Footloose: A Look Inside Stuart Weitzman's Factories In Elda, Spain

    Venturing off the beaten path to the birthplace of some of our favorite shoes

    by Marissa Smith · September 01, 2016

    Photographed by Jordi Sarra.

    The following feature appears in the September 2016 issue of NYLON.

    New York, Paris, London, and Milan are the first cities of fashion. But it took journeying to Elda, a small city in the Alicante province of Spain, to witness the best in shoemaking. There, acclaimed footwear designer Stuart Weitzman has been building his empire since 1986. This year, Weitzman’s namesake brand is celebrating its 30th anniversary, and I got the chance to experience firsthand why the company is one of the best in the business.

    Within the city, the company works with 11 factories, all of which seem to have a specialty or a focus, from leather and embossing to the making of the heels themselves. The factories oversee the production of the shoes from beginning to end, starting with the initial drawing and finally shipping their creations to retailers around the world. But before they are sent off to customers, they spend a lot of time in Spain, as does Weitzman himself. What brought him there this time around, you ask? A Ping-Pong tournament. As it turns out, Weitzman is not only a footwear connoisseur but also a competitive table tennis player! 

    Click through the gallery to read the rest of the feature.

    <p class="p2"><span class="s1">With his knowledge of everything from the most complex details of designing a shoe to running a business, the 30-year mark is a well-deserved achievement. &ldquo;You know what&rsquo;s changed the most? It&rsquo;s the customer we&rsquo;re selling it to,&rdquo; says Weitzman. &ldquo;When I first got into the business I was right at the end of my father&rsquo;s generation; designers were still only designing for themselves, and dictating to you what you have to wear this season.&rdquo; Today, you can be your own tastemaker, as we can see from personalities like Gigi Hadid and Joan Smalls (who have starred in Weitzman&rsquo;s campaigns).&nbsp;</span></p>
<p class="p2">&nbsp;</p>

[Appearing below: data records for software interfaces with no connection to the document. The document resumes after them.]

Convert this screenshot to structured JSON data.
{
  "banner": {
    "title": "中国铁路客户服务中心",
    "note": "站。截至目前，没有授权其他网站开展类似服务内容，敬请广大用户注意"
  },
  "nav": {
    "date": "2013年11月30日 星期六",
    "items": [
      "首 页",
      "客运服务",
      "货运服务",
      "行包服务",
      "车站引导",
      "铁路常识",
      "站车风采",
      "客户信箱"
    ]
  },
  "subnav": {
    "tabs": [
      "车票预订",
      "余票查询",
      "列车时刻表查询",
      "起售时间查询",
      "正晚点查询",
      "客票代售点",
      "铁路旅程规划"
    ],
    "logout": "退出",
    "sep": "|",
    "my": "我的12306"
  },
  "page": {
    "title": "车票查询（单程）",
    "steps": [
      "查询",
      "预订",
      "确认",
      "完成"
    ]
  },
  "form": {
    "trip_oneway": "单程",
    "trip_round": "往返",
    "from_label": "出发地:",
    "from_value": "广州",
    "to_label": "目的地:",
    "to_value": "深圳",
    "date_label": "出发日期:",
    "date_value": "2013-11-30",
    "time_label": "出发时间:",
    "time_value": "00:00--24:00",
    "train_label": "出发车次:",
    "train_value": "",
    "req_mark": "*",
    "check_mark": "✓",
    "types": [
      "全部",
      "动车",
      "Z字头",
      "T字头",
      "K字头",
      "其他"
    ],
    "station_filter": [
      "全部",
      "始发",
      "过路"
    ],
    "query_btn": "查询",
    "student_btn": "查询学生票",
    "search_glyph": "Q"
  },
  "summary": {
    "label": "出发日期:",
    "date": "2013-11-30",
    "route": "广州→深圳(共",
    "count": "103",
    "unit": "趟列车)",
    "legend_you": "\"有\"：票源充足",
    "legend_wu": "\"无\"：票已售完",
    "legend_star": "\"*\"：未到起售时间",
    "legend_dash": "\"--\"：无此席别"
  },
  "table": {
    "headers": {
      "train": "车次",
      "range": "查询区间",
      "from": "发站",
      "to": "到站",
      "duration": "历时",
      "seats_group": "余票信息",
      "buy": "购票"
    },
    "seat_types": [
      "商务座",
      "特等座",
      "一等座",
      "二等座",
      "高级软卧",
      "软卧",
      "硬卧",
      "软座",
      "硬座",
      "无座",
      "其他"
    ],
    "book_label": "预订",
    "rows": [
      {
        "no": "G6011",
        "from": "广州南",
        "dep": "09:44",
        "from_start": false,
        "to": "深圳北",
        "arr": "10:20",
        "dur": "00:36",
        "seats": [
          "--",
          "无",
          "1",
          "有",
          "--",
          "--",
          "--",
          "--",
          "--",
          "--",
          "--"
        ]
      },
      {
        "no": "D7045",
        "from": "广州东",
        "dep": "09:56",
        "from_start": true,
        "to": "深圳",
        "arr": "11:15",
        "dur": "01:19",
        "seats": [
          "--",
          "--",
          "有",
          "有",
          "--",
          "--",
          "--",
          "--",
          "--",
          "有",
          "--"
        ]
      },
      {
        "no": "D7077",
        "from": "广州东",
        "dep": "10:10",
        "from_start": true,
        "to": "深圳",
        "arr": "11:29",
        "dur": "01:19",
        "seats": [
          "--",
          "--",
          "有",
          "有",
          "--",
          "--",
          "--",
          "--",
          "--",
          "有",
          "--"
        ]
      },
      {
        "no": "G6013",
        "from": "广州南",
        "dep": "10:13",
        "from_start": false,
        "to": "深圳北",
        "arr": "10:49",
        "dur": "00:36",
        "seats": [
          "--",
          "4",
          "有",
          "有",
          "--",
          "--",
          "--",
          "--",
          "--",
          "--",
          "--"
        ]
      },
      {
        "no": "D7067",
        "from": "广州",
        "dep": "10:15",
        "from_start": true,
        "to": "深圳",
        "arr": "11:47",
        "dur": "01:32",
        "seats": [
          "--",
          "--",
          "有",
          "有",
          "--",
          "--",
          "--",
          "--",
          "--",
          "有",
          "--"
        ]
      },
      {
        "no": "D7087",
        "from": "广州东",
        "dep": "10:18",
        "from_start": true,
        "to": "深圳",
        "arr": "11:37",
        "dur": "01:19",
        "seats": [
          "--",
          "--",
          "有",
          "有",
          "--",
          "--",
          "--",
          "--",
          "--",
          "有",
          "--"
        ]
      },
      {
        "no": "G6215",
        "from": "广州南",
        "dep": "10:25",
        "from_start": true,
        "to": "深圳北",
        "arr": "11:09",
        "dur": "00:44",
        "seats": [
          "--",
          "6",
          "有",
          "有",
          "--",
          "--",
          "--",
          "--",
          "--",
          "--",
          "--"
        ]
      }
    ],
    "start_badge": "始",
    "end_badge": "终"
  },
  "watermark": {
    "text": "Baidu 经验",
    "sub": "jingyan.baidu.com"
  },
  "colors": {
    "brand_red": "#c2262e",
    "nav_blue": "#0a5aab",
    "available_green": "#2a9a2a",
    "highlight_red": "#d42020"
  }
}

    Photographed by Jordi Sarra.

    With his knowledge of everything from the most complex details of designing a shoe to running a business, the 30-year mark is a well-deserved achievement. “You know what’s changed the most? It’s the customer we’re selling it to,” says Weitzman. “When I first got into the business I was right at the end of my father’s generation; designers were still only designing for themselves, and dictating to you what you have to wear this season.” Today, you can be your own tastemaker, as we can see from personalities like Gigi Hadid and Joan Smalls (who have starred in Weitzman’s campaigns). 

     

    <p class="p2"><span class="s1">The time and effort it takes to create a good shoe is something many customers take for granted. &ldquo;The line of the shoe [is the most important part] because that&rsquo;s where it will put the most pressure on your foot,&rdquo; says Weitzman. It&rsquo;s clear that he understands intimately the intricacies of design and function, in all shapes and forms. His company&rsquo;s products range from boots to pumps to bridal pieces. The label&rsquo;s expansive collection of designs makes them appealing to every customer, young or old. Weitzman&rsquo;s even produced shoes worth a million dollars&mdash;they made their red carpet debut in 2002 on Laura Harring for the Academy Awards. &ldquo;The sole was platinum, it had 800 or so diamonds,&rdquo; he says. &ldquo;I think there were nine or 10 karats. They looked like the ones Beyonc&eacute; wears.&rdquo;&nbsp;</span></p>
<p class="p2"><span class="s1">Over the last three decades, the company has grown immensely, building a legacy of footwear we all covet. And after seeing these shoes made IRL, I now know it&rsquo;s true that you get what you pay for. So, I would advise saving up for Stuart Weitzman rather than blowing your piggy bank anywhere else. You won&rsquo;t be sorry.</span></p>

    Photographed by Jordi Sarra.

    The time and effort it takes to create a good shoe is something many customers take for granted. “The line of the shoe [is the most important part] because that’s where it will put the most pressure on your foot,” says Weitzman. It’s clear that he understands intimately the intricacies of design and function, in all shapes and forms. His company’s products range from boots to pumps to bridal pieces. The label’s expansive collection of designs makes them appealing to every customer, young or old. Weitzman’s even produced shoes worth a million dollars—they made their red carpet debut in 2002 on Laura Harring for the Academy Awards. “The sole was platinum, it had 800 or so diamonds,” he says. “I think there were nine or 10 karats. They looked like the ones Beyoncé wears.” 

    Over the last three decades, the company has grown immensely, building a legacy of footwear we all covet. And after seeing these shoes made IRL, I now know it’s true that you get what you pay for. So, I would advise saving up for Stuart Weitzman rather than blowing your piggy bank anywhere else. You won’t be sorry.

    Tags: fashion
    More By This Author

    Stories We Love